The gene transcription machinery that controls circadian rhythms also regulates insulin release in the pancreas, according to a Northwestern Medicine study.
A protein called mDia2 is vital for proper bone marrow transplantation, according to a new study.
In recognition of their track record of excellence and achievement, three Feinberg faculty members have been promoted to the position of assistant dean of medical education.
Machine-learning technology could help pathologists more accurately assess how a patient’s immune system is responding to breast cancer, according to a recent series of reports authored in part by Feinberg faculty.
James Houk, PhD, former chair and professor of Physiology whose Feinberg career spanned more than 40 years, passed away on June 11.
A genetic screen has revealed previously unknown regulators of Foxp3, a transcription factor that, when deactivated, may improve patient response to aggressive cancers.
COVID-19 outbreaks in the south and west have added a layer of anxiety to how to think about the public activities now available to Illinoisans in phase four. Each person must now assess what level of risk they are comfortable with when it comes to activities such as dining out, working out or returning to the office. To help in this process, the Tribune again talked to Dr. Benjamin Singer, assistant professor of medicine (pulmonary and critical care) and biochemistry and molecular genetics at the Northwestern University Feinberg School of Medicine;

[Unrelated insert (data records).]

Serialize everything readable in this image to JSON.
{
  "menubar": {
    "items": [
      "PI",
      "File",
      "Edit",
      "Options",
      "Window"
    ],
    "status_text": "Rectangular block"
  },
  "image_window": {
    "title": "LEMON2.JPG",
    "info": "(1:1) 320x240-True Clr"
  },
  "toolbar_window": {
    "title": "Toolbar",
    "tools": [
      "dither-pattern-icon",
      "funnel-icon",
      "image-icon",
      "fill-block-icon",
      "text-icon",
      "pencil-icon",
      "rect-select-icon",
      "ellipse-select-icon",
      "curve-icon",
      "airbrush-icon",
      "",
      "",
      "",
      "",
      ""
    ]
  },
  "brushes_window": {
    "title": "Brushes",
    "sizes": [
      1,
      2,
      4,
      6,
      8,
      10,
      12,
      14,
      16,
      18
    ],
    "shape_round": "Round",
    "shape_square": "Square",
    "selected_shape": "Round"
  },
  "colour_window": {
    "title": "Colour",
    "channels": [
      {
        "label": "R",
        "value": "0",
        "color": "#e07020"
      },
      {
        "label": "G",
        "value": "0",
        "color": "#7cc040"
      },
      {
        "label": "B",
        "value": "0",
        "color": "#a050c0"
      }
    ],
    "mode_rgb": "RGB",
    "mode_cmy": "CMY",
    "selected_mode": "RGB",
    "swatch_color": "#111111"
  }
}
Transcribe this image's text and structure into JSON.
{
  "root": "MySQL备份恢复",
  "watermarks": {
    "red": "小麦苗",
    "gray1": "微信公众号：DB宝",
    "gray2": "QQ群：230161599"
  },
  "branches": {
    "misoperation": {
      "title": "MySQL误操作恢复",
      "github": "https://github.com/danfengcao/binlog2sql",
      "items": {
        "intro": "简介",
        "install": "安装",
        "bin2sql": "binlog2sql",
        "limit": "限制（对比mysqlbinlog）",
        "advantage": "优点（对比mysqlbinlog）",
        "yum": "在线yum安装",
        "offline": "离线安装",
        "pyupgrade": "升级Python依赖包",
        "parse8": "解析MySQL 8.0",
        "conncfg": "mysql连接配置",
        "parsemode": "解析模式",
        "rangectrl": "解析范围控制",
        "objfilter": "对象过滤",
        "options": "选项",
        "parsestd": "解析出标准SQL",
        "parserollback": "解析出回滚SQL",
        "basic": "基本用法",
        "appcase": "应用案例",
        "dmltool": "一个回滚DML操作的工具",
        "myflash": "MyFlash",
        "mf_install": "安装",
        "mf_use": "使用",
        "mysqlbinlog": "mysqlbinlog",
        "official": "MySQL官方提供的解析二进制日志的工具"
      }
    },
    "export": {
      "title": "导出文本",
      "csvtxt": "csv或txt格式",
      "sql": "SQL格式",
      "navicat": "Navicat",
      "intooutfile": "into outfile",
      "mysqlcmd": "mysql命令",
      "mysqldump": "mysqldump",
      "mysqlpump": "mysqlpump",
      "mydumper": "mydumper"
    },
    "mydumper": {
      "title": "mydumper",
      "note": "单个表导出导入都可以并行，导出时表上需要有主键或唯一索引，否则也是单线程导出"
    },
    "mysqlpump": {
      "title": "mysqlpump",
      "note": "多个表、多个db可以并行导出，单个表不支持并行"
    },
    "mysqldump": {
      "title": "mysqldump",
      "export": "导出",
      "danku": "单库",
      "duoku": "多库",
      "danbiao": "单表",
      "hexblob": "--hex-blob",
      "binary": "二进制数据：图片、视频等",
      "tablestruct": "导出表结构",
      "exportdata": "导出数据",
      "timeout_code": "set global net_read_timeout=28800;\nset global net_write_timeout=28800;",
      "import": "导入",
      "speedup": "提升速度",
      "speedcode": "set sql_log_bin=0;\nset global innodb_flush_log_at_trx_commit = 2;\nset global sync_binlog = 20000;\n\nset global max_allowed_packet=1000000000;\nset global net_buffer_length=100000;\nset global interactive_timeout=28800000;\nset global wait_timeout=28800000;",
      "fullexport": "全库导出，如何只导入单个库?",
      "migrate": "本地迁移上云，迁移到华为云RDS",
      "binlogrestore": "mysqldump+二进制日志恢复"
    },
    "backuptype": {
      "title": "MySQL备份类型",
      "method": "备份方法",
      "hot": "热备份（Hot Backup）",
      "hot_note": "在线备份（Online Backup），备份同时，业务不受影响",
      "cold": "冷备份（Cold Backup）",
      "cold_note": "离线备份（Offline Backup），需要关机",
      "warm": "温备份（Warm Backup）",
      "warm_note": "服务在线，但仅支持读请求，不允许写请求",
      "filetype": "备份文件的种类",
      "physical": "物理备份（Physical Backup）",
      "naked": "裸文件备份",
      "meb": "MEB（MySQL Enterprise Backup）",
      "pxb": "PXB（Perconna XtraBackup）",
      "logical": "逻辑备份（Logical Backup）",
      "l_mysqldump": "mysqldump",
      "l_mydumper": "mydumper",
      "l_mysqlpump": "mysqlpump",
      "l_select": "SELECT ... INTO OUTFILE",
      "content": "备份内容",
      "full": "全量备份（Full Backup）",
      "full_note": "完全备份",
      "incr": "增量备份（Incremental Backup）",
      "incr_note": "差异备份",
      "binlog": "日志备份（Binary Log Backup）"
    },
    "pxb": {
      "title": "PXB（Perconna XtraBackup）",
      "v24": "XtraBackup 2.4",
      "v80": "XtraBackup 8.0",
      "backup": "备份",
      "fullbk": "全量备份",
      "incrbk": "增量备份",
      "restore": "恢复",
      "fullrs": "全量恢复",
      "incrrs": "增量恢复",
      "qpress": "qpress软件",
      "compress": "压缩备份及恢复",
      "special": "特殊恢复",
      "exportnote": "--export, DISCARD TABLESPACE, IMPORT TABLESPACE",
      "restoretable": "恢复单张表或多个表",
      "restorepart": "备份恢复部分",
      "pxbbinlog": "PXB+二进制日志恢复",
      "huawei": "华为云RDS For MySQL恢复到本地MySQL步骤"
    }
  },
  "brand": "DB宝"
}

When the first coronavirus cases in Chicago appeared in January, they bore the same genetic signatures as a germ that emerged in China weeks before. But as Egon Ozer, an infectious-disease specialist at the Northwestern University Feinberg School of Medicine, examined the genetic structure of virus samples from local patients, he noticed something different.
The study, though small, helps paint a larger picture of the many types of neurological effects of COVID-19, said Dr. Babak Jahromi, a neurosurgeon at Northwestern Medicine. “While we’ve learnt over the past few months that hospitalized COVID-19 patients have a higher risk of suffering ischemic strokes, the current study adds to that picture by also showing neuropsychiatric disorders in hospitalized COVID-19 patients,” Jahromi said.
Dr. Igor Koralnik, chief of neuro-infectious diseases at Northwestern Medicine, reviewed current scientific literature and found about half of patients hospitalized with COVID-19 had neurological complications, such as dizziness, decreased alertness, difficulty concentrating, disorders of smell and taste, seizures, strokes, weakness and muscle pain.[…]The broad and diverse manifestations of COVID-19 are somewhat unique, said Dr. Sadiya Khan, a cardiologist at Northwestern Medicine in Chicago.With influenza, people with underlying heart conditions are also at higher risk of complications, Khan said. What is surprising about this virus is the extent of the complications occurring outside the lungs.